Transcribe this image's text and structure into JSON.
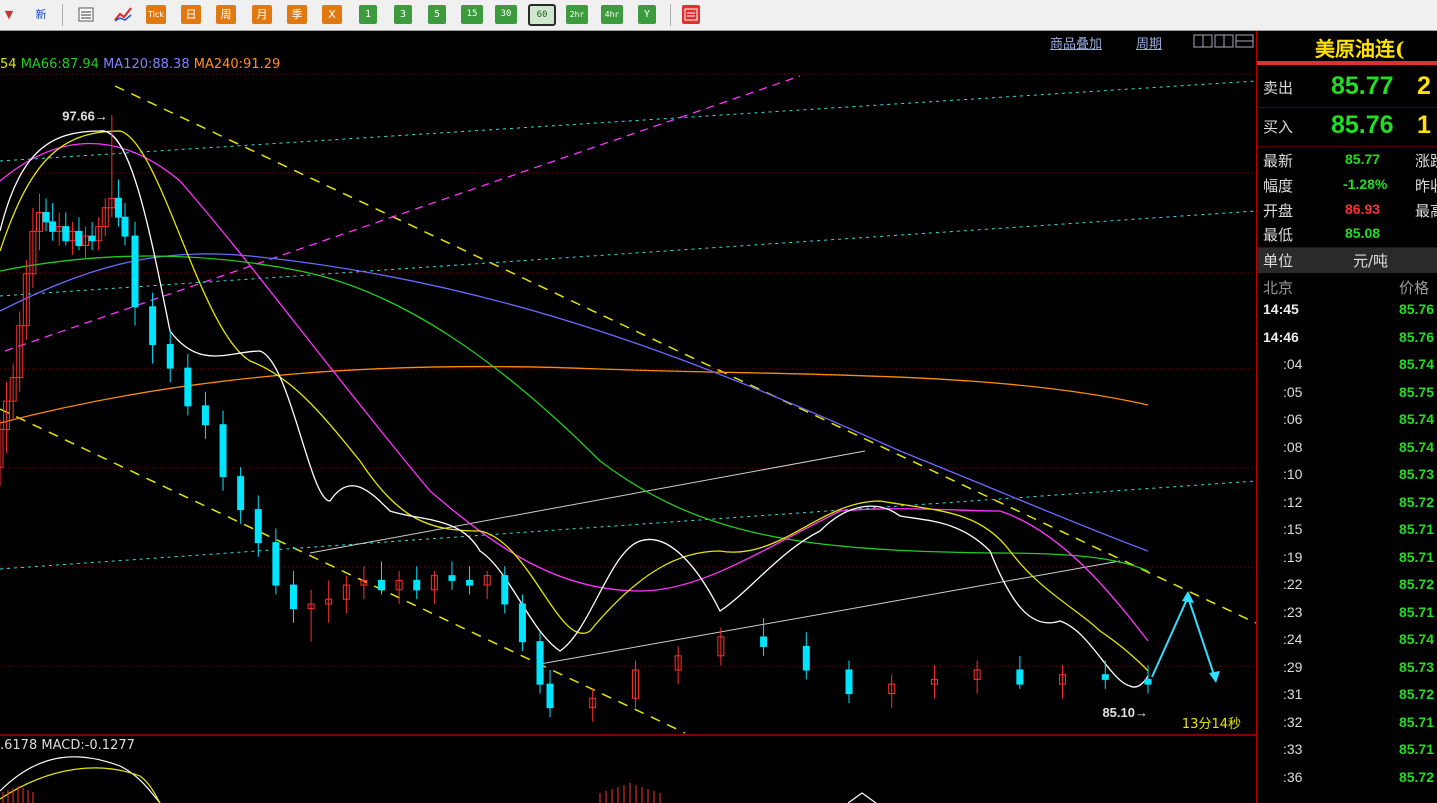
{
  "toolbar": {
    "new_label": "新",
    "tick_label": "Tick",
    "day_label": "日",
    "week_label": "周",
    "month_label": "月",
    "quarter_label": "季",
    "x_label": "X",
    "p1": "1",
    "p3": "3",
    "p5": "5",
    "p15": "15",
    "p30": "30",
    "p60": "60",
    "p2h": "2hr",
    "p4h": "4hr",
    "year_label": "Y"
  },
  "chart": {
    "links": {
      "overlay": "商品叠加",
      "period": "周期"
    },
    "ma_legend": {
      "ma_prefix": "54",
      "ma66": "MA66:87.94",
      "ma120": "MA120:88.38",
      "ma240": "MA240:91.29"
    },
    "high_label": "97.66→",
    "low_label": "85.10→",
    "countdown": "13分14秒",
    "macd_legend": {
      "left": ".6178",
      "macd": "MACD:-0.1277"
    },
    "colors": {
      "up": "#ff3030",
      "down": "#00e5ff",
      "ma5": "#ffffff",
      "ma10": "#e5e500",
      "ma20": "#ff33ff",
      "ma66": "#22cc22",
      "ma120": "#6a6aff",
      "ma240": "#ff8c00"
    }
  },
  "chart_data": {
    "type": "candlestick",
    "title": "美原油连",
    "ylim": [
      84.5,
      98.6
    ],
    "grid": "horizontal dotted red",
    "candles": [
      [
        90.2,
        91.2,
        89.8,
        91.0
      ],
      [
        91.0,
        92.0,
        90.5,
        91.6
      ],
      [
        91.6,
        92.4,
        91.2,
        92.1
      ],
      [
        92.1,
        93.5,
        91.8,
        93.2
      ],
      [
        93.2,
        94.6,
        92.9,
        94.3
      ],
      [
        94.3,
        95.7,
        94.0,
        95.2
      ],
      [
        95.2,
        96.0,
        94.8,
        95.6
      ],
      [
        95.6,
        95.9,
        95.2,
        95.4
      ],
      [
        95.4,
        95.8,
        95.0,
        95.2
      ],
      [
        95.2,
        95.6,
        94.9,
        95.3
      ],
      [
        95.3,
        95.6,
        94.9,
        95.0
      ],
      [
        95.0,
        95.4,
        94.7,
        95.2
      ],
      [
        95.2,
        95.5,
        94.8,
        94.9
      ],
      [
        94.9,
        95.3,
        94.6,
        95.1
      ],
      [
        95.1,
        95.4,
        94.8,
        95.0
      ],
      [
        95.0,
        95.5,
        94.8,
        95.3
      ],
      [
        95.3,
        95.9,
        95.1,
        95.7
      ],
      [
        95.7,
        97.66,
        95.5,
        95.9
      ],
      [
        95.9,
        96.3,
        95.3,
        95.5
      ],
      [
        95.5,
        95.8,
        94.9,
        95.1
      ],
      [
        95.1,
        95.4,
        93.2,
        93.6
      ],
      [
        93.6,
        93.9,
        92.4,
        92.8
      ],
      [
        92.8,
        93.1,
        92.0,
        92.3
      ],
      [
        92.3,
        92.6,
        91.3,
        91.5
      ],
      [
        91.5,
        91.8,
        90.8,
        91.1
      ],
      [
        91.1,
        91.4,
        89.7,
        90.0
      ],
      [
        90.0,
        90.2,
        89.0,
        89.3
      ],
      [
        89.3,
        89.6,
        88.3,
        88.6
      ],
      [
        88.6,
        88.9,
        87.5,
        87.7
      ],
      [
        87.7,
        88.0,
        86.9,
        87.2
      ],
      [
        87.2,
        87.6,
        86.5,
        87.3
      ],
      [
        87.3,
        87.8,
        86.9,
        87.4
      ],
      [
        87.4,
        87.9,
        87.1,
        87.7
      ],
      [
        87.7,
        88.1,
        87.4,
        87.8
      ],
      [
        87.8,
        88.2,
        87.5,
        87.6
      ],
      [
        87.6,
        88.0,
        87.3,
        87.8
      ],
      [
        87.8,
        88.1,
        87.4,
        87.6
      ],
      [
        87.6,
        88.0,
        87.3,
        87.9
      ],
      [
        87.9,
        88.2,
        87.6,
        87.8
      ],
      [
        87.8,
        88.1,
        87.5,
        87.7
      ],
      [
        87.7,
        88.0,
        87.4,
        87.9
      ],
      [
        87.9,
        88.1,
        87.1,
        87.3
      ],
      [
        87.3,
        87.5,
        86.3,
        86.5
      ],
      [
        86.5,
        86.7,
        85.4,
        85.6
      ],
      [
        85.6,
        85.9,
        84.9,
        85.1
      ],
      [
        85.1,
        85.5,
        84.8,
        85.3
      ],
      [
        85.3,
        86.1,
        85.1,
        85.9
      ],
      [
        85.9,
        86.4,
        85.6,
        86.2
      ],
      [
        86.2,
        86.8,
        86.0,
        86.6
      ],
      [
        86.6,
        87.0,
        86.2,
        86.4
      ],
      [
        86.4,
        86.7,
        85.7,
        85.9
      ],
      [
        85.9,
        86.1,
        85.2,
        85.4
      ],
      [
        85.4,
        85.8,
        85.1,
        85.6
      ],
      [
        85.6,
        86.0,
        85.3,
        85.7
      ],
      [
        85.7,
        86.1,
        85.4,
        85.9
      ],
      [
        85.9,
        86.2,
        85.5,
        85.6
      ],
      [
        85.6,
        86.0,
        85.3,
        85.8
      ],
      [
        85.8,
        86.1,
        85.5,
        85.7
      ],
      [
        85.7,
        86.0,
        85.4,
        85.6
      ]
    ],
    "high_marker": 97.66,
    "low_marker": 85.1
  },
  "quote": {
    "title": "美原油连(",
    "sell_label": "卖出",
    "sell_price": "85.77",
    "sell_qty": "2",
    "buy_label": "买入",
    "buy_price": "85.76",
    "buy_qty": "1",
    "latest_label": "最新",
    "latest": "85.77",
    "change_label": "涨跌",
    "range_label": "幅度",
    "range": "-1.28%",
    "prev_label": "昨收",
    "open_label": "开盘",
    "open": "86.93",
    "high_label": "最高",
    "low_label": "最低",
    "low": "85.08",
    "unit_label": "单位",
    "unit": "元/吨",
    "beijing_label": "北京",
    "price_label": "价格",
    "ticks": [
      {
        "t": "14:45",
        "p": "85.76",
        "bold": true
      },
      {
        "t": "14:46",
        "p": "85.76",
        "bold": true
      },
      {
        "t": ":04",
        "p": "85.74"
      },
      {
        "t": ":05",
        "p": "85.75"
      },
      {
        "t": ":06",
        "p": "85.74"
      },
      {
        "t": ":08",
        "p": "85.74"
      },
      {
        "t": ":10",
        "p": "85.73"
      },
      {
        "t": ":12",
        "p": "85.72"
      },
      {
        "t": ":15",
        "p": "85.71"
      },
      {
        "t": ":19",
        "p": "85.71"
      },
      {
        "t": ":22",
        "p": "85.72"
      },
      {
        "t": ":23",
        "p": "85.71"
      },
      {
        "t": ":24",
        "p": "85.74"
      },
      {
        "t": ":29",
        "p": "85.73"
      },
      {
        "t": ":31",
        "p": "85.72"
      },
      {
        "t": ":32",
        "p": "85.71"
      },
      {
        "t": ":33",
        "p": "85.71"
      },
      {
        "t": ":36",
        "p": "85.72"
      }
    ]
  }
}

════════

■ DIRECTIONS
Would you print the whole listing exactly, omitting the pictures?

■ SOLUTION TO THE PROBLEM
Transcribe this image's text and structure into JSON.
{
  "toolbar": {
    "new_label": "新",
    "tick_label": "Tick",
    "day_label": "日",
    "week_label": "周",
    "month_label": "月",
    "quarter_label": "季",
    "x_label": "X",
    "p1": "1",
    "p3": "3",
    "p5": "5",
    "p15": "15",
    "p30": "30",
    "p60": "60",
    "p2h": "2hr",
    "p4h": "4hr",
    "year_label": "Y"
  },
  "chart": {
    "links": {
      "overlay": "商品叠加",
      "period": "周期"
    },
    "ma_legend": {
      "ma_prefix": "54",
      "ma66": "MA66:87.94",
      "ma120": "MA120:88.38",
      "ma240": "MA240:91.29"
    },
    "high_label": "97.66→",
    "low_label": "85.10→",
    "countdown": "13分14秒",
    "macd_legend": {
      "left": ".6178",
      "macd": "MACD:-0.1277"
    },
    "colors": {
      "up": "#ff3030",
      "down": "#00e5ff",
      "ma5": "#ffffff",
      "ma10": "#e5e500",
      "ma20": "#ff33ff",
      "ma66": "#22cc22",
      "ma120": "#6a6aff",
      "ma240": "#ff8c00"
    }
  },
  "chart_data": {
    "type": "candlestick",
    "title": "美原油连",
    "ylim": [
      84.5,
      98.6
    ],
    "grid": "horizontal dotted red",
    "candles": [
      [
        90.2,
        91.2,
        89.8,
        91.0
      ],
      [
        91.0,
        92.0,
        90.5,
        91.6
      ],
      [
        91.6,
        92.4,
        91.2,
        92.1
      ],
      [
        92.1,
        93.5,
        91.8,
        93.2
      ],
      [
        93.2,
        94.6,
        92.9,
        94.3
      ],
      [
        94.3,
        95.7,
        94.0,
        95.2
      ],
      [
        95.2,
        96.0,
        94.8,
        95.6
      ],
      [
        95.6,
        95.9,
        95.2,
        95.4
      ],
      [
        95.4,
        95.8,
        95.0,
        95.2
      ],
      [
        95.2,
        95.6,
        94.9,
        95.3
      ],
      [
        95.3,
        95.6,
        94.9,
        95.0
      ],
      [
        95.0,
        95.4,
        94.7,
        95.2
      ],
      [
        95.2,
        95.5,
        94.8,
        94.9
      ],
      [
        94.9,
        95.3,
        94.6,
        95.1
      ],
      [
        95.1,
        95.4,
        94.8,
        95.0
      ],
      [
        95.0,
        95.5,
        94.8,
        95.3
      ],
      [
        95.3,
        95.9,
        95.1,
        95.7
      ],
      [
        95.7,
        97.66,
        95.5,
        95.9
      ],
      [
        95.9,
        96.3,
        95.3,
        95.5
      ],
      [
        95.5,
        95.8,
        94.9,
        95.1
      ],
      [
        95.1,
        95.4,
        93.2,
        93.6
      ],
      [
        93.6,
        93.9,
        92.4,
        92.8
      ],
      [
        92.8,
        93.1,
        92.0,
        92.3
      ],
      [
        92.3,
        92.6,
        91.3,
        91.5
      ],
      [
        91.5,
        91.8,
        90.8,
        91.1
      ],
      [
        91.1,
        91.4,
        89.7,
        90.0
      ],
      [
        90.0,
        90.2,
        89.0,
        89.3
      ],
      [
        89.3,
        89.6,
        88.3,
        88.6
      ],
      [
        88.6,
        88.9,
        87.5,
        87.7
      ],
      [
        87.7,
        88.0,
        86.9,
        87.2
      ],
      [
        87.2,
        87.6,
        86.5,
        87.3
      ],
      [
        87.3,
        87.8,
        86.9,
        87.4
      ],
      [
        87.4,
        87.9,
        87.1,
        87.7
      ],
      [
        87.7,
        88.1,
        87.4,
        87.8
      ],
      [
        87.8,
        88.2,
        87.5,
        87.6
      ],
      [
        87.6,
        88.0,
        87.3,
        87.8
      ],
      [
        87.8,
        88.1,
        87.4,
        87.6
      ],
      [
        87.6,
        88.0,
        87.3,
        87.9
      ],
      [
        87.9,
        88.2,
        87.6,
        87.8
      ],
      [
        87.8,
        88.1,
        87.5,
        87.7
      ],
      [
        87.7,
        88.0,
        87.4,
        87.9
      ],
      [
        87.9,
        88.1,
        87.1,
        87.3
      ],
      [
        87.3,
        87.5,
        86.3,
        86.5
      ],
      [
        86.5,
        86.7,
        85.4,
        85.6
      ],
      [
        85.6,
        85.9,
        84.9,
        85.1
      ],
      [
        85.1,
        85.5,
        84.8,
        85.3
      ],
      [
        85.3,
        86.1,
        85.1,
        85.9
      ],
      [
        85.9,
        86.4,
        85.6,
        86.2
      ],
      [
        86.2,
        86.8,
        86.0,
        86.6
      ],
      [
        86.6,
        87.0,
        86.2,
        86.4
      ],
      [
        86.4,
        86.7,
        85.7,
        85.9
      ],
      [
        85.9,
        86.1,
        85.2,
        85.4
      ],
      [
        85.4,
        85.8,
        85.1,
        85.6
      ],
      [
        85.6,
        86.0,
        85.3,
        85.7
      ],
      [
        85.7,
        86.1,
        85.4,
        85.9
      ],
      [
        85.9,
        86.2,
        85.5,
        85.6
      ],
      [
        85.6,
        86.0,
        85.3,
        85.8
      ],
      [
        85.8,
        86.1,
        85.5,
        85.7
      ],
      [
        85.7,
        86.0,
        85.4,
        85.6
      ]
    ],
    "high_marker": 97.66,
    "low_marker": 85.1
  },
  "quote": {
    "title": "美原油连(",
    "sell_label": "卖出",
    "sell_price": "85.77",
    "sell_qty": "2",
    "buy_label": "买入",
    "buy_price": "85.76",
    "buy_qty": "1",
    "latest_label": "最新",
    "latest": "85.77",
    "change_label": "涨跌",
    "range_label": "幅度",
    "range": "-1.28%",
    "prev_label": "昨收",
    "open_label": "开盘",
    "open": "86.93",
    "high_label": "最高",
    "low_label": "最低",
    "low": "85.08",
    "unit_label": "单位",
    "unit": "元/吨",
    "beijing_label": "北京",
    "price_label": "价格",
    "ticks": [
      {
        "t": "14:45",
        "p": "85.76",
        "bold": true
      },
      {
        "t": "14:46",
        "p": "85.76",
        "bold": true
      },
      {
        "t": ":04",
        "p": "85.74"
      },
      {
        "t": ":05",
        "p": "85.75"
      },
      {
        "t": ":06",
        "p": "85.74"
      },
      {
        "t": ":08",
        "p": "85.74"
      },
      {
        "t": ":10",
        "p": "85.73"
      },
      {
        "t": ":12",
        "p": "85.72"
      },
      {
        "t": ":15",
        "p": "85.71"
      },
      {
        "t": ":19",
        "p": "85.71"
      },
      {
        "t": ":22",
        "p": "85.72"
      },
      {
        "t": ":23",
        "p": "85.71"
      },
      {
        "t": ":24",
        "p": "85.74"
      },
      {
        "t": ":29",
        "p": "85.73"
      },
      {
        "t": ":31",
        "p": "85.72"
      },
      {
        "t": ":32",
        "p": "85.71"
      },
      {
        "t": ":33",
        "p": "85.71"
      },
      {
        "t": ":36",
        "p": "85.72"
      }
    ]
  }
}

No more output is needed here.